Though previous estimates had claimed that DraftKings and FanDuel control a combined 80% of the daily fantasy sports market in the U.S., the FTC now says that these two companies share more than 90% of this industry; that’s far too much to put under one roof, says the Commission.
“This merger would deprive customers of the substantial benefits of direct competition between DraftKings and FanDuel,” said Tad Lipsky, Acting Director of the FTC’s Bureau of Competition, in a statement.
The two sites currently offer virtually identical products and target the same customer base. The FTC believes that this competition is helping to keep prices down and compelling each of the companies to provide better service. Without competition, argues the FTC, there is less reason to innovate, provide new services, or keep prices low for customers.
While there are a number of other sites that offer season-long fantasy football games, and some of them include cash prizes, these aren’t truly competition for either of the DFS companies because they differ so greatly in their schedules and structure.
The attorneys general of both California and Washington, D.C., are planning to join the FTC in a federal lawsuit, asking the court to issue a preliminary injunction to stop the deal pending the outcome of an administrative trial, currently slated for November.
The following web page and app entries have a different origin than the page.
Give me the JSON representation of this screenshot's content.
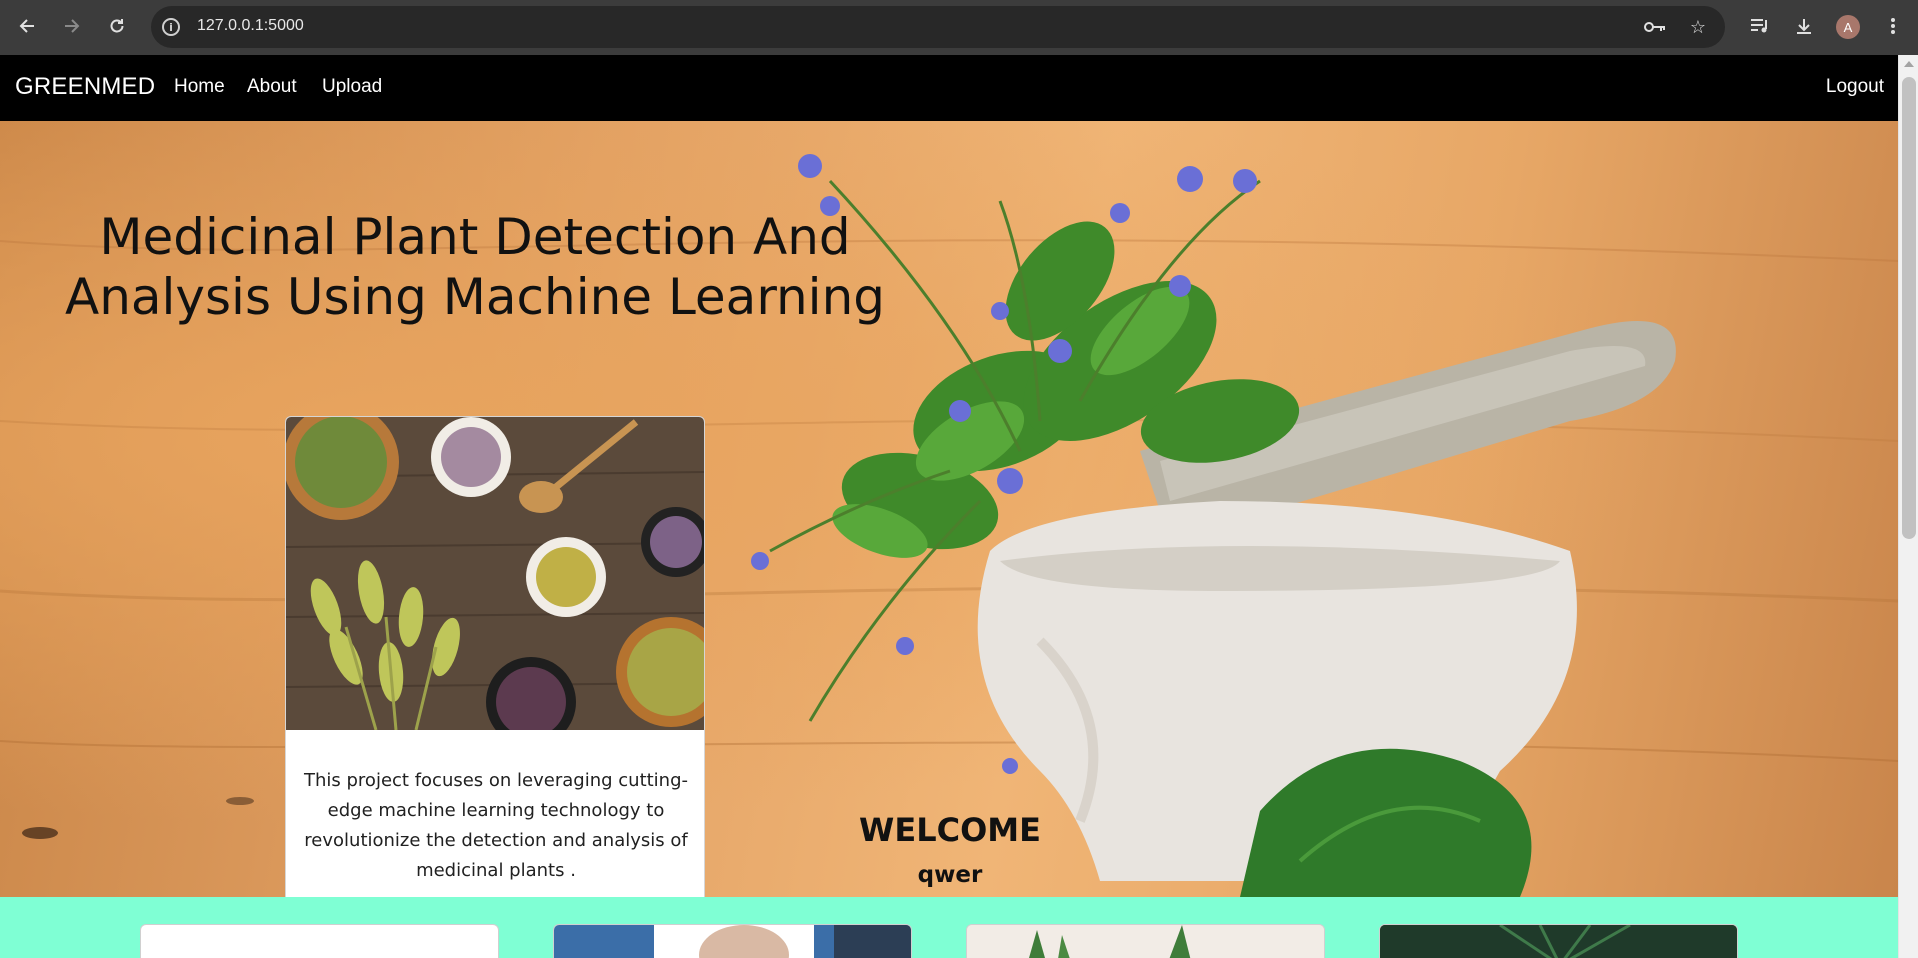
{
  "browser": {
    "url": "127.0.0.1:5000",
    "profile_initial": "A",
    "icons": {
      "back": "back-arrow-icon",
      "forward": "forward-arrow-icon",
      "reload": "reload-icon",
      "site_info": "site-info-icon",
      "password": "key-icon",
      "bookmark": "star-icon",
      "media": "media-controls-icon",
      "downloads": "download-icon",
      "menu": "kebab-menu-icon"
    }
  },
  "navbar": {
    "brand": "GREENMED",
    "links": [
      "Home",
      "About",
      "Upload"
    ],
    "logout": "Logout"
  },
  "hero": {
    "title": "Medicinal Plant Detection And Analysis Using Machine Learning",
    "card_text": "This project focuses on leveraging cutting-edge machine learning technology to revolutionize the detection and analysis of medicinal plants .",
    "welcome": "WELCOME",
    "username": "qwer"
  },
  "colors": {
    "navbar_bg": "#000000",
    "mint_section_bg": "#7fffd4",
    "hero_bg": "#e2a164"
  }
}
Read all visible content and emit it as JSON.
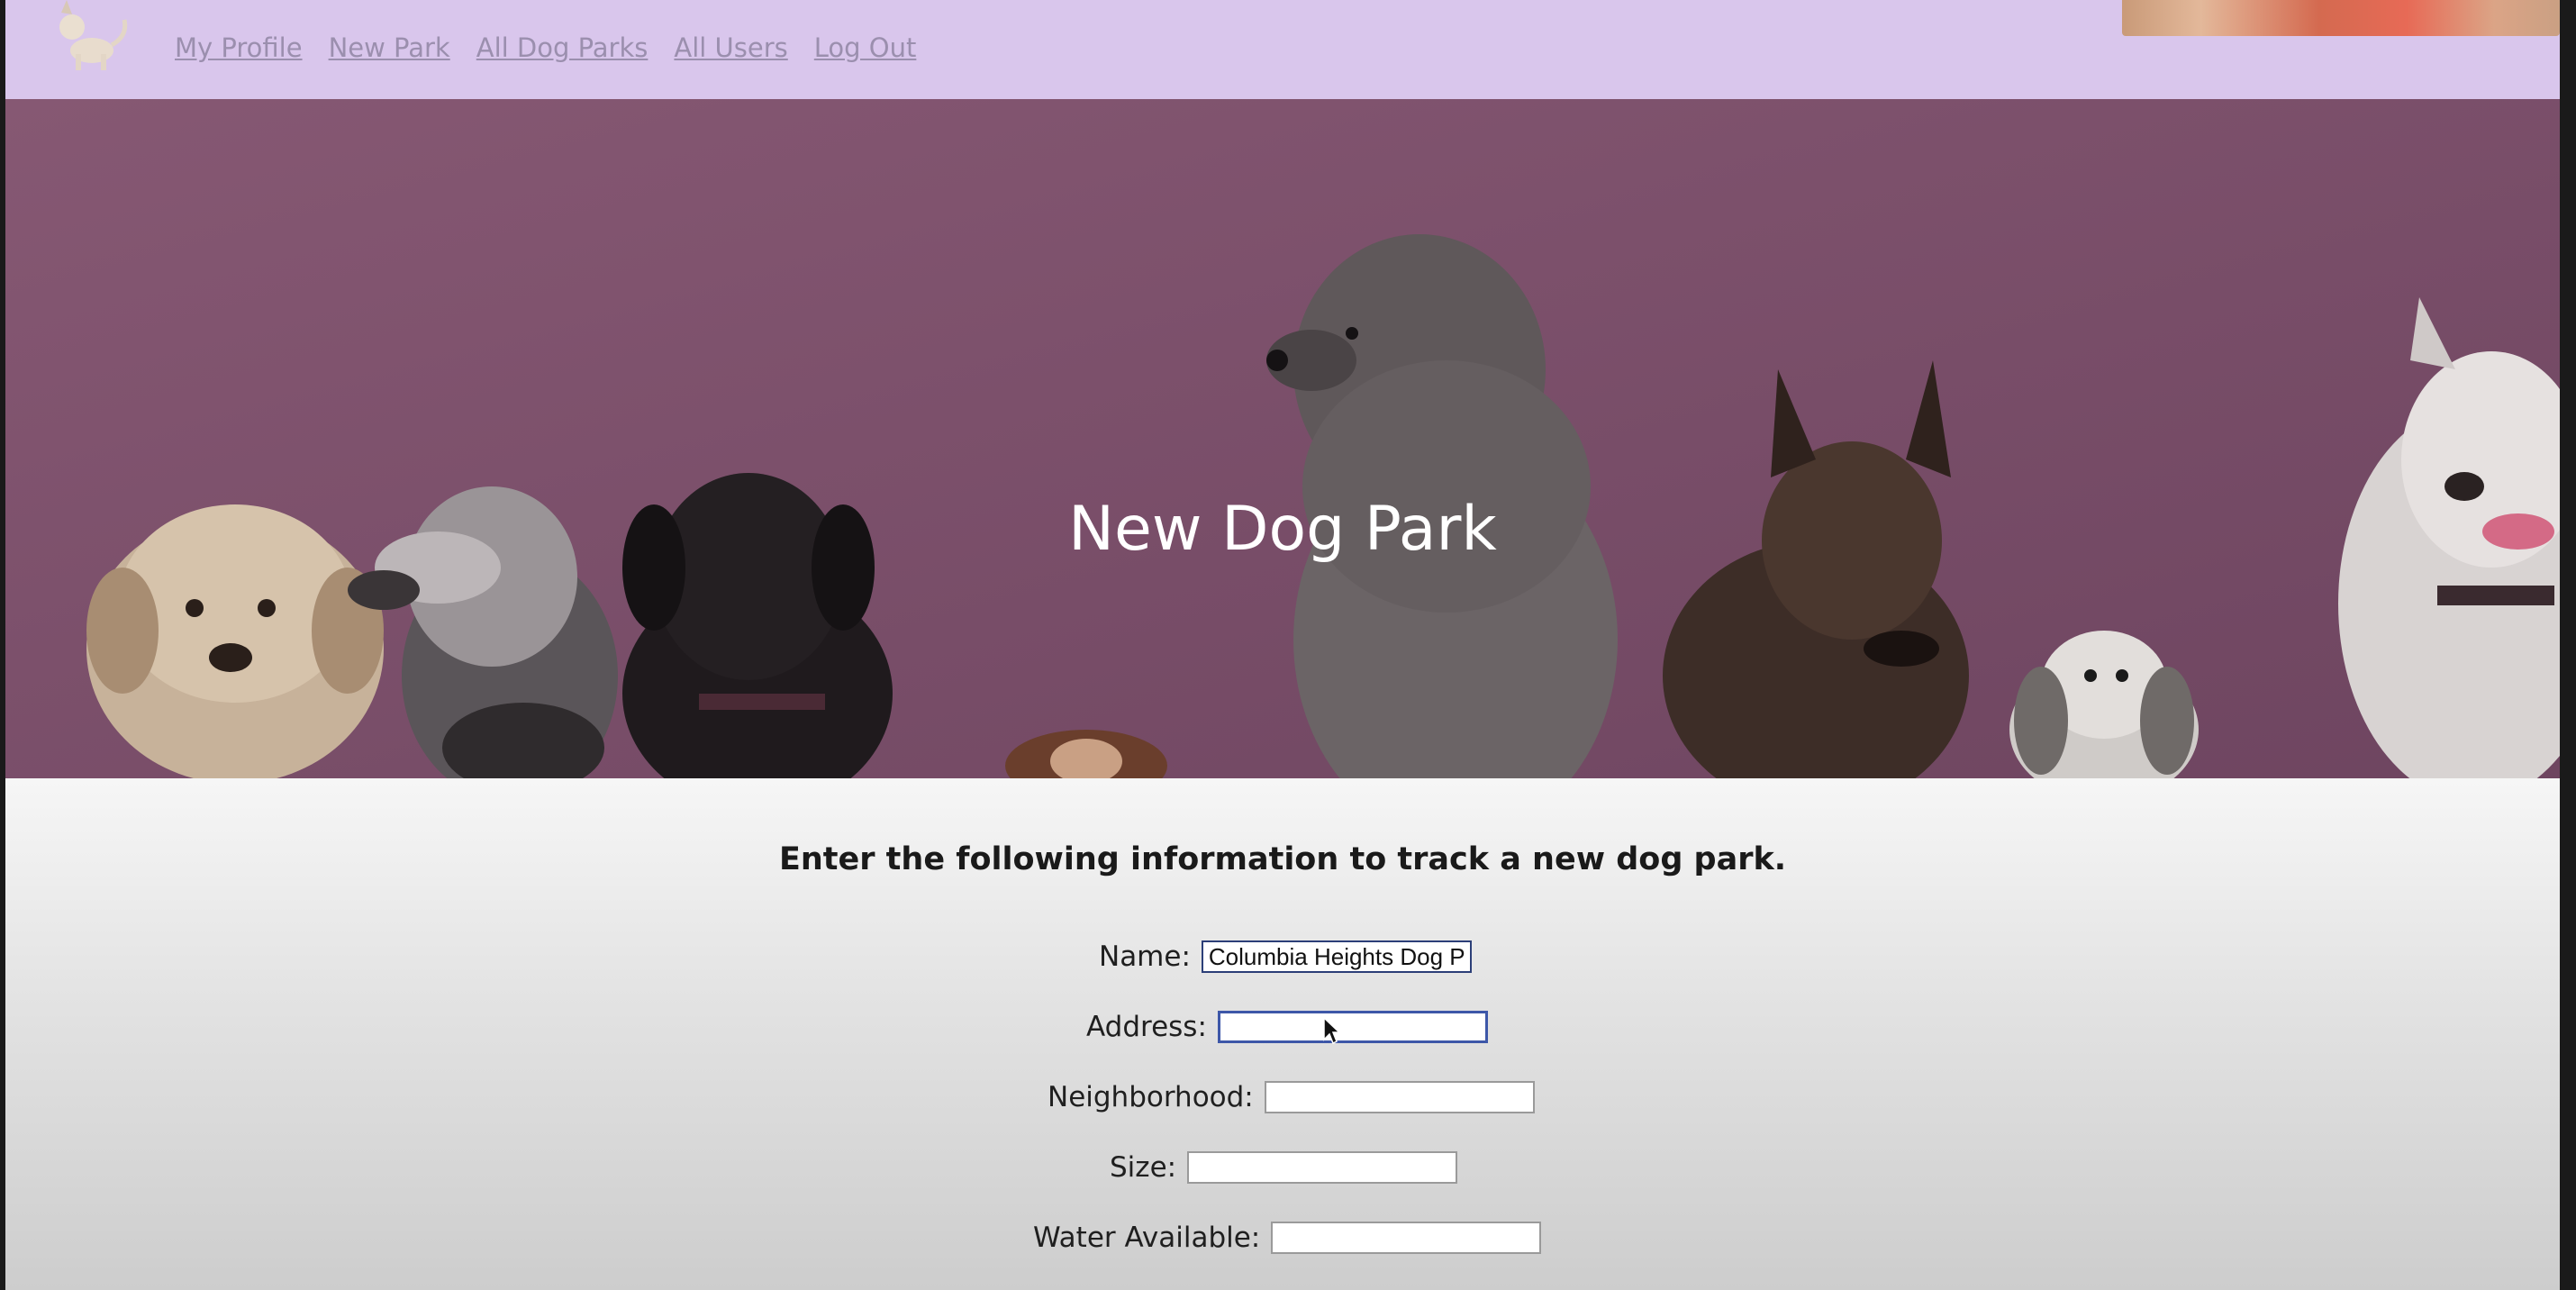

In a joint statement emailed to Consumerist, DraftKings and FanDuel say they are “disappointed by this decision and continue to believe that a merger is in the best interests of our players, our companies, our employees and the fantasy sports industry. We are considering all our options at this time.”